Read more at http://vietnamnews.vn/opinion/op-ed/420212/crony-capitalism-subverts-socialist-aspirations.html#m62r8RyxpxpbLkEU.99
On 11 June 1963 his holiness Thich Quang Duc immolated himself in protest against the persecution of buddhist peace activists by South Vietnam’s Diem regime. AP photographer Malcolm Browne was tipped off by the monks that something was going to happen at the corner of Nguyễn Đình Chiểu Street and Cách Mạng Tháng Tám Street. His photo went around the world and became instrumental in turning public opinion against the Diem regime.
In the words of president Kennedy: “No news picture in history has generated so much emotion around the world as that one.” Predictably, Malcolm Browne was awarded the Pulitzer prize and the slot as World Press Photo of the year, even though most prestigous newspapers, including the New York Times, refused to publish it.
Now, at the very same spot a massive memorial overlooks the intersection, where Duc vanished in flames. Here is how Vietnam’s present rulers have since embraced the sacrifice of Duc – the first of 6 monks to ‘barbecue themselves’ – as stated in contempt by Md. Nhu, the de facto First Lady of South Vietnam, until her husband and his brother were assinated a few months later in a coup against Diem by his own generals. A coup which had the quiet backing of the US Embassy in Saigon, and possibly the White House.

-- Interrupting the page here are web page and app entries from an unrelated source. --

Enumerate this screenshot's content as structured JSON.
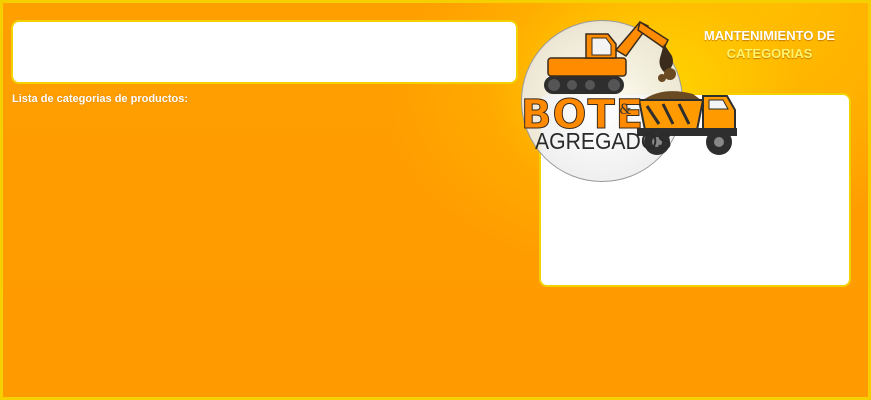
{
  "header": {
    "title_line1": "MANTENIMIENTO DE",
    "title_line2": "CATEGORIAS"
  },
  "main": {
    "list_label": "Lista de categorias de productos:"
  },
  "logo": {
    "word1": "BOTE",
    "ampersand": "&",
    "word2": "AGREGADOS"
  },
  "colors": {
    "background": "#ff9f00",
    "border": "#f6cf00",
    "accent_yellow": "#fff36a",
    "logo_orange": "#ff8a00"
  }
}
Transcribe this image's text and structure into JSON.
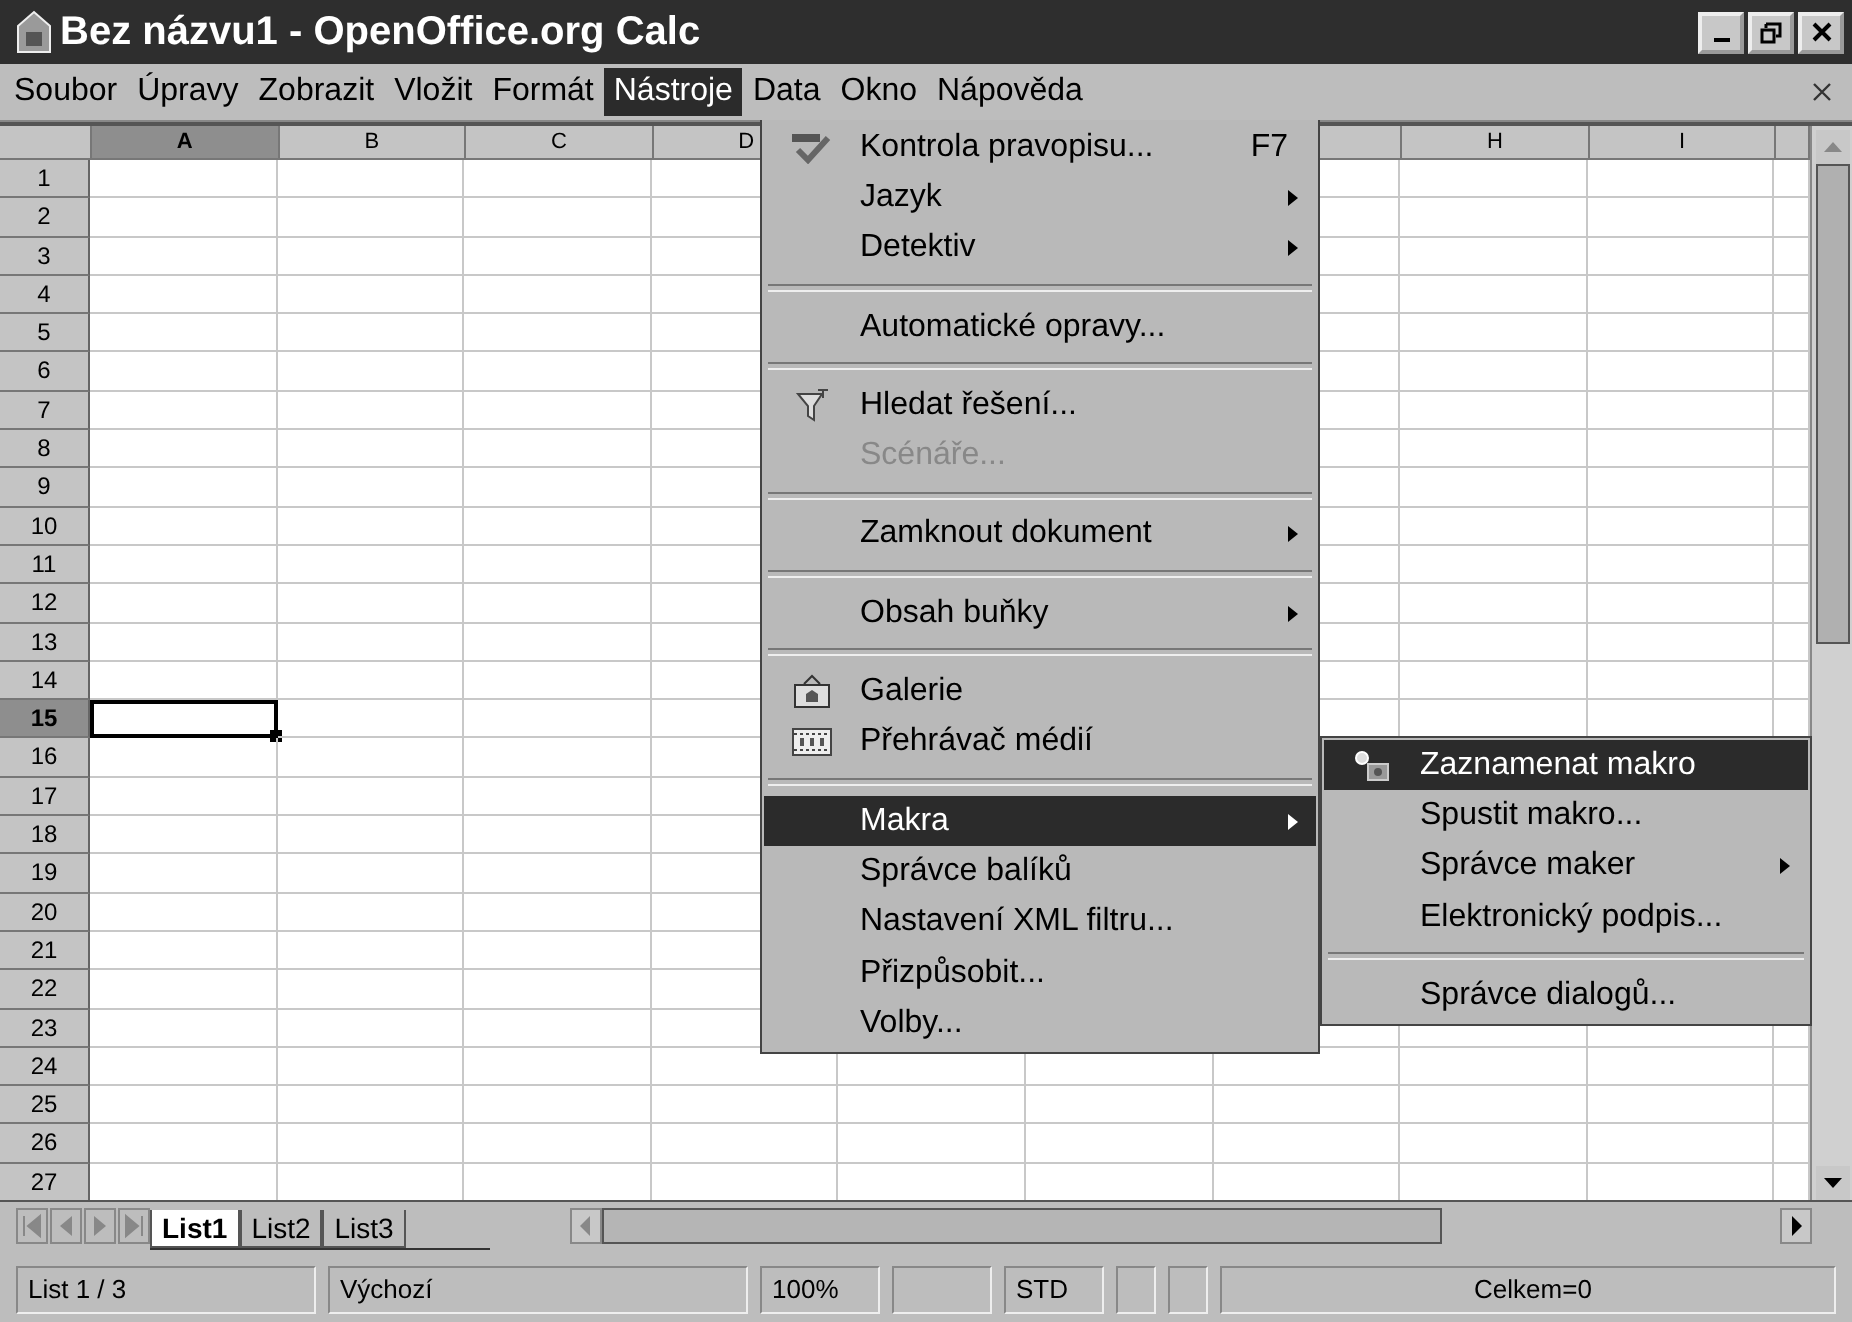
{
  "window": {
    "title": "Bez názvu1 - OpenOffice.org Calc"
  },
  "menubar": [
    {
      "label": "Soubor",
      "selected": false
    },
    {
      "label": "Úpravy",
      "selected": false
    },
    {
      "label": "Zobrazit",
      "selected": false
    },
    {
      "label": "Vložit",
      "selected": false
    },
    {
      "label": "Formát",
      "selected": false
    },
    {
      "label": "Nástroje",
      "selected": true
    },
    {
      "label": "Data",
      "selected": false
    },
    {
      "label": "Okno",
      "selected": false
    },
    {
      "label": "Nápověda",
      "selected": false
    }
  ],
  "columns": [
    {
      "label": "A",
      "selected": true
    },
    {
      "label": "B",
      "selected": false
    },
    {
      "label": "C",
      "selected": false
    },
    {
      "label": "D",
      "selected": false
    },
    {
      "label": "H",
      "selected": false
    },
    {
      "label": "I",
      "selected": false
    }
  ],
  "rows": [
    {
      "label": "1",
      "selected": false
    },
    {
      "label": "2",
      "selected": false
    },
    {
      "label": "3",
      "selected": false
    },
    {
      "label": "4",
      "selected": false
    },
    {
      "label": "5",
      "selected": false
    },
    {
      "label": "6",
      "selected": false
    },
    {
      "label": "7",
      "selected": false
    },
    {
      "label": "8",
      "selected": false
    },
    {
      "label": "9",
      "selected": false
    },
    {
      "label": "10",
      "selected": false
    },
    {
      "label": "11",
      "selected": false
    },
    {
      "label": "12",
      "selected": false
    },
    {
      "label": "13",
      "selected": false
    },
    {
      "label": "14",
      "selected": false
    },
    {
      "label": "15",
      "selected": true
    },
    {
      "label": "16",
      "selected": false
    },
    {
      "label": "17",
      "selected": false
    },
    {
      "label": "18",
      "selected": false
    },
    {
      "label": "19",
      "selected": false
    },
    {
      "label": "20",
      "selected": false
    },
    {
      "label": "21",
      "selected": false
    },
    {
      "label": "22",
      "selected": false
    },
    {
      "label": "23",
      "selected": false
    },
    {
      "label": "24",
      "selected": false
    },
    {
      "label": "25",
      "selected": false
    },
    {
      "label": "26",
      "selected": false
    },
    {
      "label": "27",
      "selected": false
    }
  ],
  "tools_menu": [
    {
      "kind": "item",
      "label": "Kontrola pravopisu...",
      "shortcut": "F7",
      "submenu": false,
      "disabled": false,
      "selected": false
    },
    {
      "kind": "item",
      "label": "Jazyk",
      "submenu": true,
      "disabled": false,
      "selected": false
    },
    {
      "kind": "item",
      "label": "Detektiv",
      "submenu": true,
      "disabled": false,
      "selected": false
    },
    {
      "kind": "separator"
    },
    {
      "kind": "item",
      "label": "Automatické opravy...",
      "submenu": false,
      "disabled": false,
      "selected": false
    },
    {
      "kind": "separator"
    },
    {
      "kind": "item",
      "label": "Hledat řešení...",
      "submenu": false,
      "disabled": false,
      "selected": false
    },
    {
      "kind": "item",
      "label": "Scénáře...",
      "submenu": false,
      "disabled": true,
      "selected": false
    },
    {
      "kind": "separator"
    },
    {
      "kind": "item",
      "label": "Zamknout dokument",
      "submenu": true,
      "disabled": false,
      "selected": false
    },
    {
      "kind": "separator"
    },
    {
      "kind": "item",
      "label": "Obsah buňky",
      "submenu": true,
      "disabled": false,
      "selected": false
    },
    {
      "kind": "separator"
    },
    {
      "kind": "item",
      "label": "Galerie",
      "submenu": false,
      "disabled": false,
      "selected": false
    },
    {
      "kind": "item",
      "label": "Přehrávač médií",
      "submenu": false,
      "disabled": false,
      "selected": false
    },
    {
      "kind": "separator"
    },
    {
      "kind": "item",
      "label": "Makra",
      "submenu": true,
      "disabled": false,
      "selected": true
    },
    {
      "kind": "item",
      "label": "Správce balíků",
      "submenu": false,
      "disabled": false,
      "selected": false
    },
    {
      "kind": "item",
      "label": "Nastavení XML filtru...",
      "submenu": false,
      "disabled": false,
      "selected": false
    },
    {
      "kind": "item",
      "label": "Přizpůsobit...",
      "submenu": false,
      "disabled": false,
      "selected": false
    },
    {
      "kind": "item",
      "label": "Volby...",
      "submenu": false,
      "disabled": false,
      "selected": false
    }
  ],
  "macro_submenu": [
    {
      "kind": "item",
      "label": "Zaznamenat makro",
      "submenu": false,
      "disabled": false,
      "selected": true
    },
    {
      "kind": "item",
      "label": "Spustit makro...",
      "submenu": false,
      "disabled": false,
      "selected": false
    },
    {
      "kind": "item",
      "label": "Správce maker",
      "submenu": true,
      "disabled": false,
      "selected": false
    },
    {
      "kind": "item",
      "label": "Elektronický podpis...",
      "submenu": false,
      "disabled": false,
      "selected": false
    },
    {
      "kind": "separator"
    },
    {
      "kind": "item",
      "label": "Správce dialogů...",
      "submenu": false,
      "disabled": false,
      "selected": false
    }
  ],
  "sheet_tabs": [
    {
      "label": "List1",
      "selected": true
    },
    {
      "label": "List2",
      "selected": false
    },
    {
      "label": "List3",
      "selected": false
    }
  ],
  "status_bar": [
    {
      "kind": "panel",
      "text": "List 1 / 3"
    },
    {
      "kind": "panel",
      "text": "Výchozí"
    },
    {
      "kind": "panel",
      "text": "100%"
    },
    {
      "kind": "blank"
    },
    {
      "kind": "panel",
      "text": "STD"
    },
    {
      "kind": "blank"
    },
    {
      "kind": "blank"
    },
    {
      "kind": "panel",
      "text": "Celkem=0"
    }
  ]
}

Once celebrated by the US as the “Winston Churchill of Asia”, Diem was found shot along with his brother in the trunk of a car.
33 years ago, I had my first Vietnam experience as a young journalist. It changed my life forever. VTC10 journalist Le Thi Bich trailed me for some days to find out why and how a foreigner lost his heart to this fantastic country. Here is her report: